◆ Work instructions
Your answer should consist of every line in the records that holds "price".

**** Data shown

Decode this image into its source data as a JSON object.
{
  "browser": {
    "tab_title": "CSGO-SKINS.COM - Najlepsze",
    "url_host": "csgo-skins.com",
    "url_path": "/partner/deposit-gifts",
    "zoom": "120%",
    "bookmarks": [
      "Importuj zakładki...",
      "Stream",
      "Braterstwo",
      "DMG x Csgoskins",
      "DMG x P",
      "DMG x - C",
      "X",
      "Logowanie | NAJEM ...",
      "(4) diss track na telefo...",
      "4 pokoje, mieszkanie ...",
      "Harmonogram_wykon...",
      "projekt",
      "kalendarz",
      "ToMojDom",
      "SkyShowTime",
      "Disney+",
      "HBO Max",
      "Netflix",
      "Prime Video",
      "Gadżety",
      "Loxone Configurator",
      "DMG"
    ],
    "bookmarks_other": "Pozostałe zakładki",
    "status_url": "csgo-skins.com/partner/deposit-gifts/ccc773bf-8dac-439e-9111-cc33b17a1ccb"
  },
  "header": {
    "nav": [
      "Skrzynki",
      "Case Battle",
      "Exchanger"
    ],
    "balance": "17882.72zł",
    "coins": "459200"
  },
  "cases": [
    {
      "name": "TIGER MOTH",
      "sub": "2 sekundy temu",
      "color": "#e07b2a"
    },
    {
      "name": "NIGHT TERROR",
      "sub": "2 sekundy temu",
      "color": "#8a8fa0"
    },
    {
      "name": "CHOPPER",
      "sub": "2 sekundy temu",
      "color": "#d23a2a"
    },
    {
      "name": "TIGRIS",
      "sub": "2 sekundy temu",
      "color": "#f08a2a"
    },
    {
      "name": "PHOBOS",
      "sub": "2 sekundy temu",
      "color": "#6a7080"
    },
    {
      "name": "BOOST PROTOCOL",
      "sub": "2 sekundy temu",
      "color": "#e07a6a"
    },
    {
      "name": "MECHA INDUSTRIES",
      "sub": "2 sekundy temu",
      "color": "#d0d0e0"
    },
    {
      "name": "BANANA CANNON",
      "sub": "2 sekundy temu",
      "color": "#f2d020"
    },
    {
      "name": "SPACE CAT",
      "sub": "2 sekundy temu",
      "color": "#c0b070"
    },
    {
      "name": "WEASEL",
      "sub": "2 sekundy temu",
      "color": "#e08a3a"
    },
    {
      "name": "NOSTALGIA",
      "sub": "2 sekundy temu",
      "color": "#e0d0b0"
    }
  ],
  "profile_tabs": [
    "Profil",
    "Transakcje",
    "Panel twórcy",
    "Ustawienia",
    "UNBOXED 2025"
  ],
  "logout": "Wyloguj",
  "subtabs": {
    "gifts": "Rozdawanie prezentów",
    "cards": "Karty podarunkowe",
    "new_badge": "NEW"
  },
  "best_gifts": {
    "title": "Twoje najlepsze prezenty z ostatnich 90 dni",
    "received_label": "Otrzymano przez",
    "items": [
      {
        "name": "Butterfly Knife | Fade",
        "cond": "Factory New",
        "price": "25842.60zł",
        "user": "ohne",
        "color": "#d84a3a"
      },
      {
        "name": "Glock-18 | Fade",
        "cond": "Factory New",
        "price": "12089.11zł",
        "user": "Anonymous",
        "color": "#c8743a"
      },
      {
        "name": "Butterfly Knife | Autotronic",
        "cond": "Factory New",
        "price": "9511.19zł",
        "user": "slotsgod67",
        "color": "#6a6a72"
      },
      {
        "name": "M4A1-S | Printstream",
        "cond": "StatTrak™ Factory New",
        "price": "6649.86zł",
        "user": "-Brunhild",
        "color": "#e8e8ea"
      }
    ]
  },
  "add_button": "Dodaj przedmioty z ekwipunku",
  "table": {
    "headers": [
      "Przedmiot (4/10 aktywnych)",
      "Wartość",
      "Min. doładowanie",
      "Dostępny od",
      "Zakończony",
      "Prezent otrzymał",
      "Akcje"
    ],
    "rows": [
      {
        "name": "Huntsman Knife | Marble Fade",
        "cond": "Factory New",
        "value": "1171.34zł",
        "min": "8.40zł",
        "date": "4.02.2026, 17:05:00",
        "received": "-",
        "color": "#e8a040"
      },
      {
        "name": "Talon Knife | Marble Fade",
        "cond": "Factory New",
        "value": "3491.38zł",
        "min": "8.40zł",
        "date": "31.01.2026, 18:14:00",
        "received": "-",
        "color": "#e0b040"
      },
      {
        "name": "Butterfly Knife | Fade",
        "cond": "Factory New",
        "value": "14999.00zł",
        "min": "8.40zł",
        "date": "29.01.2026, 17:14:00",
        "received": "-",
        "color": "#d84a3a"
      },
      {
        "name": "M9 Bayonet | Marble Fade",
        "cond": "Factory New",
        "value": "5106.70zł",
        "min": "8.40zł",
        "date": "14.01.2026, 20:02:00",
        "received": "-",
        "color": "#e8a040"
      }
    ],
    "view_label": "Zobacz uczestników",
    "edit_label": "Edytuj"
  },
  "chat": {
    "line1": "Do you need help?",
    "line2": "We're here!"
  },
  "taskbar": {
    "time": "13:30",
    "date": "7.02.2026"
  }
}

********

◆ Your solution
        "price": "25842.60zł",
        "price": "12089.11zł",
        "price": "9511.19zł",
        "price": "6649.86zł",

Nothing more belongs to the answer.